# Source records
BEGIN
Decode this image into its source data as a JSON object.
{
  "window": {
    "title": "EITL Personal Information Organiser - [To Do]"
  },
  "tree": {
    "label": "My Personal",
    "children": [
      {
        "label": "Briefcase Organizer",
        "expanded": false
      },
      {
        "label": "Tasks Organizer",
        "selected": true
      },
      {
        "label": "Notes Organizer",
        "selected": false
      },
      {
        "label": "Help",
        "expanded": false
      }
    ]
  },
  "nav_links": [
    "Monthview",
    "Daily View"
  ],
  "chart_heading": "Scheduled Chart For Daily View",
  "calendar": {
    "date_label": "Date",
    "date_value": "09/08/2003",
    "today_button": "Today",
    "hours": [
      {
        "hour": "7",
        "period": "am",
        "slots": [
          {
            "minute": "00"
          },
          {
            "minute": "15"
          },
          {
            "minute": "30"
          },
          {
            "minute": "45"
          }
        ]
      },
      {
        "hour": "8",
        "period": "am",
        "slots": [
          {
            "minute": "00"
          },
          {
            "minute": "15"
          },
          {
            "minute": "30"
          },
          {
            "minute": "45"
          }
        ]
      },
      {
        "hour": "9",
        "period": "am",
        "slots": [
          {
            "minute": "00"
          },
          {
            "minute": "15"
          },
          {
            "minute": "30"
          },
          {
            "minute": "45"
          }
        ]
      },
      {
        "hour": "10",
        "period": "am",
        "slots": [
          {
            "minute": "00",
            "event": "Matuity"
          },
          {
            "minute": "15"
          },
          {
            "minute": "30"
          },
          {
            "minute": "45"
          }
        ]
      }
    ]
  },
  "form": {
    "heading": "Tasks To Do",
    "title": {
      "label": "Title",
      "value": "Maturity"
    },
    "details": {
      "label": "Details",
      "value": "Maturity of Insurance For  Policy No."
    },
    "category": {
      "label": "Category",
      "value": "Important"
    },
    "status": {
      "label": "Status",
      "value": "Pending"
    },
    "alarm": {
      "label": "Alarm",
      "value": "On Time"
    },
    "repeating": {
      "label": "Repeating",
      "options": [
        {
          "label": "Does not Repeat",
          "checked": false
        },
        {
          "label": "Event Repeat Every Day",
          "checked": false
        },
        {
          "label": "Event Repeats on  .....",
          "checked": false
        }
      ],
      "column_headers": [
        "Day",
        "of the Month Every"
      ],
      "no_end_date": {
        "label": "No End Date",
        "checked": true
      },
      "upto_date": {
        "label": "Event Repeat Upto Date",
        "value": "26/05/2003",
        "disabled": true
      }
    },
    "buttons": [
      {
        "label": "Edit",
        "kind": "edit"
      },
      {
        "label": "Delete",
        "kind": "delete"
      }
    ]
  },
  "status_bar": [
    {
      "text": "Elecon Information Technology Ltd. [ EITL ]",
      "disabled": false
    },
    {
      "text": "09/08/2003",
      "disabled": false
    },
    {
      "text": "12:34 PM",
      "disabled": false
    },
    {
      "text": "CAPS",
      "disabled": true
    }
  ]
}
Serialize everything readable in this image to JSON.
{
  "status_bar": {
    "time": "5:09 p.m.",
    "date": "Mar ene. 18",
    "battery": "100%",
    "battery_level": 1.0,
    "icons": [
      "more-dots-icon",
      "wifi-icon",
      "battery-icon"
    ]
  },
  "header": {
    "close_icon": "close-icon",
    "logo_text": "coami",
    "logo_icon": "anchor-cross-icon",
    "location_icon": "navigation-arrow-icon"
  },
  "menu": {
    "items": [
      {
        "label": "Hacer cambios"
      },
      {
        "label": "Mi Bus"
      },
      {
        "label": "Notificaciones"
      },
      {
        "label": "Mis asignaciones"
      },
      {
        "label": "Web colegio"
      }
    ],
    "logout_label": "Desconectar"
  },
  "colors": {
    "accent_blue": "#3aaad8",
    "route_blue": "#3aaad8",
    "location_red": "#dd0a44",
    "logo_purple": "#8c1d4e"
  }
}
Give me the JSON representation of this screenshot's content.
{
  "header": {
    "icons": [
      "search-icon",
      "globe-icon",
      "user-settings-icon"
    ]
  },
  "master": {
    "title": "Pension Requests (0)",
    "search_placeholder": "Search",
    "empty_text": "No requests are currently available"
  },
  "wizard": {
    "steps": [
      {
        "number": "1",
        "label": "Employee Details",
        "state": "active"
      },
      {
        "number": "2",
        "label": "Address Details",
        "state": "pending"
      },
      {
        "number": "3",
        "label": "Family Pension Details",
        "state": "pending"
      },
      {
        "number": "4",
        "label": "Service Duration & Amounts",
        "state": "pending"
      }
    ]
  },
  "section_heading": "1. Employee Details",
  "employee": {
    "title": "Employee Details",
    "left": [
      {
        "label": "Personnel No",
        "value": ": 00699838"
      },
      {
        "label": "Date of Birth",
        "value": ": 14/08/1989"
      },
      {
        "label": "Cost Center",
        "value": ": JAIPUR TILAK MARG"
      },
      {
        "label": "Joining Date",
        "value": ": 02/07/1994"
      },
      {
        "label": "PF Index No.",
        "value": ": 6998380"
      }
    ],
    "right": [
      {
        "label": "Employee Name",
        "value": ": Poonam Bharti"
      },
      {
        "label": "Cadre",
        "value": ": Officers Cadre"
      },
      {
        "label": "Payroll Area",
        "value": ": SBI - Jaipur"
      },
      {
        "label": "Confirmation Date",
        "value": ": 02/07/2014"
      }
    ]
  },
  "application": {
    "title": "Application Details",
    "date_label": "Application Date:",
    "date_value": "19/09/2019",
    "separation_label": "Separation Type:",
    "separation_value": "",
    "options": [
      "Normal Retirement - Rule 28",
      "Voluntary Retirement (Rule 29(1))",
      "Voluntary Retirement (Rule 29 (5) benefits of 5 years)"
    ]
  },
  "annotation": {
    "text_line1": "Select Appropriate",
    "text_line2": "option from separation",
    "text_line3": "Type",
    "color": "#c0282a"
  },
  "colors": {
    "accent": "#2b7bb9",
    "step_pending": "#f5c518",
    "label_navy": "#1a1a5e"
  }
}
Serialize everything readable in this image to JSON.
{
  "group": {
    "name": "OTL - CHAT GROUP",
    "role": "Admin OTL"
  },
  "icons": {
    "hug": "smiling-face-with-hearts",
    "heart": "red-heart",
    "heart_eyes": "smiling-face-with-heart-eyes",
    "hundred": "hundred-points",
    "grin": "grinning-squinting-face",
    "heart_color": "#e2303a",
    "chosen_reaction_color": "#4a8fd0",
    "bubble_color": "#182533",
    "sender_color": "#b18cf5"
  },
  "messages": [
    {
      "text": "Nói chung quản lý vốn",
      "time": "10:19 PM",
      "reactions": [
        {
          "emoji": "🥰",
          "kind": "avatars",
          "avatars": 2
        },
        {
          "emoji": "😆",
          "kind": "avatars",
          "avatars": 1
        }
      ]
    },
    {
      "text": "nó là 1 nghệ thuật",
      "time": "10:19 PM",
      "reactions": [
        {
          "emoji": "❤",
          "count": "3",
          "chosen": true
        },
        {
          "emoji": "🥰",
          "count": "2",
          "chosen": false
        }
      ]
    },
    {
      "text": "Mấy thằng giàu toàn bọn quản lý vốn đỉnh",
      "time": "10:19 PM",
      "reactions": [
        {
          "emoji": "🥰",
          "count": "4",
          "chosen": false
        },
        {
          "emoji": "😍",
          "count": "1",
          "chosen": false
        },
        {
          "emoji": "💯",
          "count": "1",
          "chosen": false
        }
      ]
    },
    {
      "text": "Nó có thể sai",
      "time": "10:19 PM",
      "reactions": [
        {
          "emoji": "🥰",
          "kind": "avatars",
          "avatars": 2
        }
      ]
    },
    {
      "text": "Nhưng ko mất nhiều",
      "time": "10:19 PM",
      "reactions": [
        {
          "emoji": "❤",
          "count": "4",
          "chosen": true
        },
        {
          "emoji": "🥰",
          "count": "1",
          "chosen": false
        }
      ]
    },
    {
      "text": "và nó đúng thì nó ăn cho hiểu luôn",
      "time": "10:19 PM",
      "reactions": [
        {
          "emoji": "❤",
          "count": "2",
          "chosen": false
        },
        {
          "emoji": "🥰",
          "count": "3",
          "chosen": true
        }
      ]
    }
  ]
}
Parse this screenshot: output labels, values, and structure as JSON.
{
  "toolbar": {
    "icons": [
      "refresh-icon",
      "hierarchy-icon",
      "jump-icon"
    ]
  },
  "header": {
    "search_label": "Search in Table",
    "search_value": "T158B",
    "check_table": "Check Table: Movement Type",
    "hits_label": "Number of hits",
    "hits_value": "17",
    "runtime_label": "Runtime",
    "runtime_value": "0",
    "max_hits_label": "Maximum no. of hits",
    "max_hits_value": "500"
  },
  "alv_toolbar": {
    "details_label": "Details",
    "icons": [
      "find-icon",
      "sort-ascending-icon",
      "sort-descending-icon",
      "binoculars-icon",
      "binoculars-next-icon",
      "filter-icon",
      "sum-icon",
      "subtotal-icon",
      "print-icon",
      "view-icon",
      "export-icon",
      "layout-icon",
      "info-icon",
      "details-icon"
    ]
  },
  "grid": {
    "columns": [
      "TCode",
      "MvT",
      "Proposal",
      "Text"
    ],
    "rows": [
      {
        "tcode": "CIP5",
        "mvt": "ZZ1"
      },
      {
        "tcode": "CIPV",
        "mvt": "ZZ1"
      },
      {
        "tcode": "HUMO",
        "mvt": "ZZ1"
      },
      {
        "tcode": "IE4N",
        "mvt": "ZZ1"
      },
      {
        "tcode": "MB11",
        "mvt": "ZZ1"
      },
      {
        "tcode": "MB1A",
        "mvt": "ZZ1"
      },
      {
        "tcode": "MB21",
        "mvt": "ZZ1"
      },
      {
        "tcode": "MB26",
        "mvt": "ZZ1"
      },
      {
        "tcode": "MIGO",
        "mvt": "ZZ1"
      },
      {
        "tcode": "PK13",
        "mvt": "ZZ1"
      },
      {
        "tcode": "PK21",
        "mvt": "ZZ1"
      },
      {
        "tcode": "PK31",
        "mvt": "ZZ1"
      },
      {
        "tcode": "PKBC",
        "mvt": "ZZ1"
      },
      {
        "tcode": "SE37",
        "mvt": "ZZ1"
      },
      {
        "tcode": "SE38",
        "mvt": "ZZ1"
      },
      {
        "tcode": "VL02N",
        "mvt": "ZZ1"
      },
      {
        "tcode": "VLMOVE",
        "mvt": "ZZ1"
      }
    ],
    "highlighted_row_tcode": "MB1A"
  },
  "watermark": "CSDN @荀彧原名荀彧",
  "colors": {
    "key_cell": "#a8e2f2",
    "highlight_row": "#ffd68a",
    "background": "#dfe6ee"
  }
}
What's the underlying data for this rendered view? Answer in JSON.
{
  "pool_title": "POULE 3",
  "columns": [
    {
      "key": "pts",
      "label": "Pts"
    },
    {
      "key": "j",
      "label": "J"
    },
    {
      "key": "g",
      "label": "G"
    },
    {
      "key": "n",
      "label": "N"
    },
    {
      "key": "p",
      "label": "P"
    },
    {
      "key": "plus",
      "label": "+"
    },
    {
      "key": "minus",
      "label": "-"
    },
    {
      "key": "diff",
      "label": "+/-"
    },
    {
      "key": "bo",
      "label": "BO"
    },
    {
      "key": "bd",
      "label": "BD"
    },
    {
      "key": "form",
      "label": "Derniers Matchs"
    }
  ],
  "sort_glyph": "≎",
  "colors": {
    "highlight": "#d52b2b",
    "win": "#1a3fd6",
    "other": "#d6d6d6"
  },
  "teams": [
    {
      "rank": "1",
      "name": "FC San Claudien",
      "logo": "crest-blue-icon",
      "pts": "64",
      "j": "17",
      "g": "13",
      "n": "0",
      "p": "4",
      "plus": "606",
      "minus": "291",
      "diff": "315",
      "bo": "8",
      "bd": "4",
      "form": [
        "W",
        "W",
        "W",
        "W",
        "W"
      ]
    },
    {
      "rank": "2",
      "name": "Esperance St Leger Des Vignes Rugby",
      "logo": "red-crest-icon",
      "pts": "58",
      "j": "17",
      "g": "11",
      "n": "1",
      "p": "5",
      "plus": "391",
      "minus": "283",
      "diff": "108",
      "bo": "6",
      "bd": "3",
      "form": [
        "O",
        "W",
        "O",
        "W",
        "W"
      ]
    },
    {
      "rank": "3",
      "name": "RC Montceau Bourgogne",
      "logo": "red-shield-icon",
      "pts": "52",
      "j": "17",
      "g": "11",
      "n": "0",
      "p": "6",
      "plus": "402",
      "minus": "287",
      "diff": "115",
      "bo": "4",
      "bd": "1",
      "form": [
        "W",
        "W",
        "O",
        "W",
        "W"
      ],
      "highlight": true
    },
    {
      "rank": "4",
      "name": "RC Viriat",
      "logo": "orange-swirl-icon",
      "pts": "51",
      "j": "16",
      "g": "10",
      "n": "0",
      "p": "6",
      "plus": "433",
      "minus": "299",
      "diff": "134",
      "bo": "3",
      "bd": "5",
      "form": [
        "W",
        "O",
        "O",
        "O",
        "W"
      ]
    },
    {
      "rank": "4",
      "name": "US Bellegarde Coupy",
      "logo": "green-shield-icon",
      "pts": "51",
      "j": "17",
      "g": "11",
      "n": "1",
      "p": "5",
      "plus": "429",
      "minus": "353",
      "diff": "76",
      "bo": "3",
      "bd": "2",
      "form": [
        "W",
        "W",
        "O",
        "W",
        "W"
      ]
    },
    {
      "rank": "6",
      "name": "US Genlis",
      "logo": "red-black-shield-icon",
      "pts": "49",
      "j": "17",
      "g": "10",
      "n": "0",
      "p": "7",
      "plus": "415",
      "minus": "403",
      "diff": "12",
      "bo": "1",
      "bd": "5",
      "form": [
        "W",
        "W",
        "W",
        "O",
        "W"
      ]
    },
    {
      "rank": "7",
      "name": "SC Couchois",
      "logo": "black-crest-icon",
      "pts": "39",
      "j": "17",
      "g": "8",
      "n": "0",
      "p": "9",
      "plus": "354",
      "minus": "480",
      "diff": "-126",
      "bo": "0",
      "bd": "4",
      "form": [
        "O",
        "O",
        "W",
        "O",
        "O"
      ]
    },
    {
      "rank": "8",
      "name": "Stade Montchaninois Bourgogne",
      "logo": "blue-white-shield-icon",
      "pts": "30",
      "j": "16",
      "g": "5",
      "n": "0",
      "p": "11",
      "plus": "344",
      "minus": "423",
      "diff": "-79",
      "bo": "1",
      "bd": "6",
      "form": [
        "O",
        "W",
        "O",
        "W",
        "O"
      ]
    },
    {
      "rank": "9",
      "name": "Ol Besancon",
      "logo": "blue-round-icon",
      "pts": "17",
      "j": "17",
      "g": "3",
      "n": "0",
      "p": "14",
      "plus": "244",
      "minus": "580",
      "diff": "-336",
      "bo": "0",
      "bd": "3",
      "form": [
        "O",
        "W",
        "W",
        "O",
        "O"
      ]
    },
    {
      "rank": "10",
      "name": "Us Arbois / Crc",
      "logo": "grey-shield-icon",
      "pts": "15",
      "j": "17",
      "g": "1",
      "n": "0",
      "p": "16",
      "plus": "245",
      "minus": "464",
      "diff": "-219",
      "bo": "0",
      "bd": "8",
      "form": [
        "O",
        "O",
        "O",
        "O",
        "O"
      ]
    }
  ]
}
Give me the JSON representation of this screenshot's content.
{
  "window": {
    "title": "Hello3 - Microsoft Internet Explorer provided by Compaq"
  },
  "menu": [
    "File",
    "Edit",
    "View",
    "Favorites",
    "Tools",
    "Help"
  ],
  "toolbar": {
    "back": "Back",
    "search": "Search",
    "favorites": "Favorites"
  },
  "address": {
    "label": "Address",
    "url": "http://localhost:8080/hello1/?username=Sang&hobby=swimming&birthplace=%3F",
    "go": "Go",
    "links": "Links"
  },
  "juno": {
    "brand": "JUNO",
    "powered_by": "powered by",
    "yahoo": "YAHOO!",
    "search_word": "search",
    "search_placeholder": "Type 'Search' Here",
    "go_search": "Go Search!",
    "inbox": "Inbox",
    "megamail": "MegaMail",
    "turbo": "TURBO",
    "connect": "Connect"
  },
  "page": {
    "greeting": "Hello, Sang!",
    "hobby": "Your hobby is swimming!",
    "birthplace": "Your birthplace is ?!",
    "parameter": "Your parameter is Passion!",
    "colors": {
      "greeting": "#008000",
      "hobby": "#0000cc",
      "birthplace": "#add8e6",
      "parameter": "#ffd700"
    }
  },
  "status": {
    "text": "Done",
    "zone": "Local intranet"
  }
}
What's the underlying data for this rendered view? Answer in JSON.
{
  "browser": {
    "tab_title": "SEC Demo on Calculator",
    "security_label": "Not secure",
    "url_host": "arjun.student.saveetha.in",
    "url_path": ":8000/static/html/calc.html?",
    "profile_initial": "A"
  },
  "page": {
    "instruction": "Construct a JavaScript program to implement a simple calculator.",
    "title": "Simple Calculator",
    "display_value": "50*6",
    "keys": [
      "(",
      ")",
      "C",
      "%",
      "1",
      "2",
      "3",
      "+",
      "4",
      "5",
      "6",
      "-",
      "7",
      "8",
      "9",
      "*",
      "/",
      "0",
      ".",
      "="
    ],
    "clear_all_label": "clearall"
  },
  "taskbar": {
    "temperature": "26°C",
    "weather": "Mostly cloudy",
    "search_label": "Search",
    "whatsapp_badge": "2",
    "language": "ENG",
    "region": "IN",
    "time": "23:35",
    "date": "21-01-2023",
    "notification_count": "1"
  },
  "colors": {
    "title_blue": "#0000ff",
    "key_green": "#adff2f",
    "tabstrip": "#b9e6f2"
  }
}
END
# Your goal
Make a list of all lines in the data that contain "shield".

# Worked solution
      "logo": "red-shield-icon",
      "logo": "green-shield-icon",
      "logo": "red-black-shield-icon",
      "logo": "blue-white-shield-icon",
      "logo": "grey-shield-icon",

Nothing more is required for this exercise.